Description of the task: Restate the entries below exactly, and keep all images out of the answer.

Information shown:
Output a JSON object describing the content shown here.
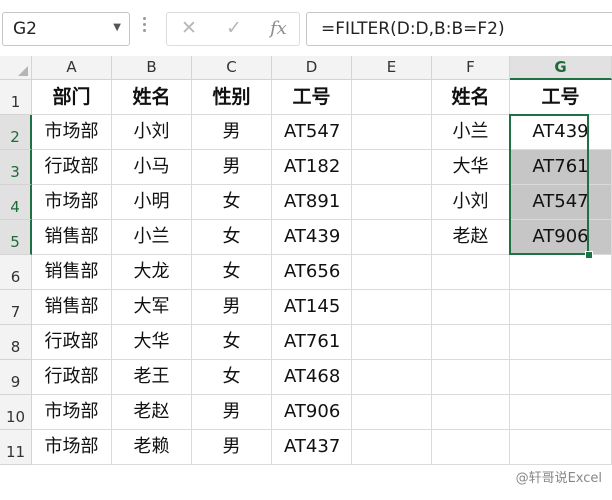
{
  "name_box": {
    "value": "G2"
  },
  "formula_bar": {
    "cancel_glyph": "✕",
    "enter_glyph": "✓",
    "fx_label": "fx",
    "formula": "=FILTER(D:D,B:B=F2)"
  },
  "columns": [
    "A",
    "B",
    "C",
    "D",
    "E",
    "F",
    "G"
  ],
  "selected_column": "G",
  "rows": [
    "1",
    "2",
    "3",
    "4",
    "5",
    "6",
    "7",
    "8",
    "9",
    "10",
    "11"
  ],
  "selected_rows": [
    "2",
    "3",
    "4",
    "5"
  ],
  "main_table": {
    "headers": [
      "部门",
      "姓名",
      "性别",
      "工号"
    ],
    "rows": [
      [
        "市场部",
        "小刘",
        "男",
        "AT547"
      ],
      [
        "行政部",
        "小马",
        "男",
        "AT182"
      ],
      [
        "市场部",
        "小明",
        "女",
        "AT891"
      ],
      [
        "销售部",
        "小兰",
        "女",
        "AT439"
      ],
      [
        "销售部",
        "大龙",
        "女",
        "AT656"
      ],
      [
        "销售部",
        "大军",
        "男",
        "AT145"
      ],
      [
        "行政部",
        "大华",
        "女",
        "AT761"
      ],
      [
        "行政部",
        "老王",
        "女",
        "AT468"
      ],
      [
        "市场部",
        "老赵",
        "男",
        "AT906"
      ],
      [
        "市场部",
        "老赖",
        "男",
        "AT437"
      ]
    ]
  },
  "lookup_table": {
    "headers": [
      "姓名",
      "工号"
    ],
    "rows": [
      [
        "小兰",
        "AT439"
      ],
      [
        "大华",
        "AT761"
      ],
      [
        "小刘",
        "AT547"
      ],
      [
        "老赵",
        "AT906"
      ]
    ]
  },
  "watermark": "@轩哥说Excel",
  "colors": {
    "selection": "#1e7145",
    "spill_fill": "#c6c6c6",
    "header_bg": "#f3f3f3"
  }
}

Completed task:
Output a JSON object describing the content shown here.
{
  "name_box": {
    "value": "G2"
  },
  "formula_bar": {
    "cancel_glyph": "✕",
    "enter_glyph": "✓",
    "fx_label": "fx",
    "formula": "=FILTER(D:D,B:B=F2)"
  },
  "columns": [
    "A",
    "B",
    "C",
    "D",
    "E",
    "F",
    "G"
  ],
  "selected_column": "G",
  "rows": [
    "1",
    "2",
    "3",
    "4",
    "5",
    "6",
    "7",
    "8",
    "9",
    "10",
    "11"
  ],
  "selected_rows": [
    "2",
    "3",
    "4",
    "5"
  ],
  "main_table": {
    "headers": [
      "部门",
      "姓名",
      "性别",
      "工号"
    ],
    "rows": [
      [
        "市场部",
        "小刘",
        "男",
        "AT547"
      ],
      [
        "行政部",
        "小马",
        "男",
        "AT182"
      ],
      [
        "市场部",
        "小明",
        "女",
        "AT891"
      ],
      [
        "销售部",
        "小兰",
        "女",
        "AT439"
      ],
      [
        "销售部",
        "大龙",
        "女",
        "AT656"
      ],
      [
        "销售部",
        "大军",
        "男",
        "AT145"
      ],
      [
        "行政部",
        "大华",
        "女",
        "AT761"
      ],
      [
        "行政部",
        "老王",
        "女",
        "AT468"
      ],
      [
        "市场部",
        "老赵",
        "男",
        "AT906"
      ],
      [
        "市场部",
        "老赖",
        "男",
        "AT437"
      ]
    ]
  },
  "lookup_table": {
    "headers": [
      "姓名",
      "工号"
    ],
    "rows": [
      [
        "小兰",
        "AT439"
      ],
      [
        "大华",
        "AT761"
      ],
      [
        "小刘",
        "AT547"
      ],
      [
        "老赵",
        "AT906"
      ]
    ]
  },
  "watermark": "@轩哥说Excel",
  "colors": {
    "selection": "#1e7145",
    "spill_fill": "#c6c6c6",
    "header_bg": "#f3f3f3"
  }
}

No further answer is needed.